I am more than sympathetic to the desire of American Muslims to put as much distance as they can between themselves and the Tsarnaev brothers. We Jews know only too well what it is like to be blamed collectively for things we didn't do, beginning with the crucifixion of Jesus.

DZHOKAR_TSARNAEV.jpegI am more than sympathetic to the desire of American Muslims to put as much distance as they can between themselves and the Tsarnaev brothers. We Jews know only too well what it is like to be blamed collectively for things we didn’t do, beginning with the crucifixion of Jesus.

But when a Jew does something terrible, we do not get to pretend that he is not one of us. For example, as much we may abhor the behavior of Baruch Goldstein, who gunned down dozens of Muslim worshipers at the Shrine of the Patriarchs in 1994, we cannot deny that he belonged to the people of Israel. Such is the nature of Jewish ethno-religious identity.

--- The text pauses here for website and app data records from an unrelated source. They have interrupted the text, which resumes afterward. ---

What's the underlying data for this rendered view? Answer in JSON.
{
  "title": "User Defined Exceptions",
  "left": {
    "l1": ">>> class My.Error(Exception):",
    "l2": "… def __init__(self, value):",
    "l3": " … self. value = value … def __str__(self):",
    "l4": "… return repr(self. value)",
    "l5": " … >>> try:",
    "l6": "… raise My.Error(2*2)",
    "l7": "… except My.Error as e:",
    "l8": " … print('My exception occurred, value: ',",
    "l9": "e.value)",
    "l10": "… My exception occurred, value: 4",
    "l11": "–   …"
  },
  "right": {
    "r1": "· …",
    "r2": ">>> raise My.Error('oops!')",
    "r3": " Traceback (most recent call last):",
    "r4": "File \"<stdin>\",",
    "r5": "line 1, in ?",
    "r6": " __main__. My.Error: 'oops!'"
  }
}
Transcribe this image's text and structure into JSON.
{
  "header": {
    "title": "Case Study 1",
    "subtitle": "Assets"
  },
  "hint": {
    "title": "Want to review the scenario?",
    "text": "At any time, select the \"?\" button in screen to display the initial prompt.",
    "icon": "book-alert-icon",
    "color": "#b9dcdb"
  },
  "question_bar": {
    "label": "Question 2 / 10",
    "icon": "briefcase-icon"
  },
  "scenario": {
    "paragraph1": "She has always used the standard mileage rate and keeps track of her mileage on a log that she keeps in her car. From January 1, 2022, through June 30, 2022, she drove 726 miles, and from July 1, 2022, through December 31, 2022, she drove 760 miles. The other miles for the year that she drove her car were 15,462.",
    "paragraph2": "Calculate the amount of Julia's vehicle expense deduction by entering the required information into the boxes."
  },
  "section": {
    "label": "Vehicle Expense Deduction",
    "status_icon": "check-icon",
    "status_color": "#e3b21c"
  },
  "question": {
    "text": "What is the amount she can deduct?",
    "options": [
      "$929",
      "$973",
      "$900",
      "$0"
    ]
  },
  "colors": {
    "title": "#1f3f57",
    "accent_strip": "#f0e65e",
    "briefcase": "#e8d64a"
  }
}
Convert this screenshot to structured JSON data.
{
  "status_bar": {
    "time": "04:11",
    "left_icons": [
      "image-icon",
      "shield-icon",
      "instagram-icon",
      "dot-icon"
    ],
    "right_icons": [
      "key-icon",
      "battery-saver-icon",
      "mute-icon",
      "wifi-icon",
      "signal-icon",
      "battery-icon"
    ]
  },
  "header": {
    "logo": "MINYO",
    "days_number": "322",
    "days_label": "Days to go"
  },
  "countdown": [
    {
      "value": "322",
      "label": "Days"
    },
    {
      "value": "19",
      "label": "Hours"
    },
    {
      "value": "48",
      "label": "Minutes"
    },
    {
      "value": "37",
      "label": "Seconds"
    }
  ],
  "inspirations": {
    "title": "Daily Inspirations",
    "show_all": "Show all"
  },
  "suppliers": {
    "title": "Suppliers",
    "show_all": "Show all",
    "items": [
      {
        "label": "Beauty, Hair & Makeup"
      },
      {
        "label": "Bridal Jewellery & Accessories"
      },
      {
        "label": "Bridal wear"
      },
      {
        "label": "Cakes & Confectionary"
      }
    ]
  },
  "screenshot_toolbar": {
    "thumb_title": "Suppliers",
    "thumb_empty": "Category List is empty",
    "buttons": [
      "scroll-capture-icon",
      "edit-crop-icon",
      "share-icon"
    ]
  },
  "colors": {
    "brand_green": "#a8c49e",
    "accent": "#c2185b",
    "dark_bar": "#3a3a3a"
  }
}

Muslim identity seems different. Responses when a Muslim kills innocent people tend to be that the perpetrators are not real Muslims or are heretics, that people like that do not merit Muslim burial rites, that the true Islam is embodied in Koranic injunctions against such killing.

I’m afraid that this approach, understandable as it is, essentializes Islam in a way that plays into the hands of Islamophobes. The latter, selecting their own proof texts, picture a uniformly negative religion that is simply the mirror image of what the apologists portray.

Better, I think, to acknowledge that faith traditions with centuries of history, complex scriptures, diverse and mutually antagonistic sub-groups, and millions of followers encompass examples of the worst as well as the best that humanity has to offer. To own the worst as well as the best is to put your enemies in a position of having to recognize the best as well as the worst.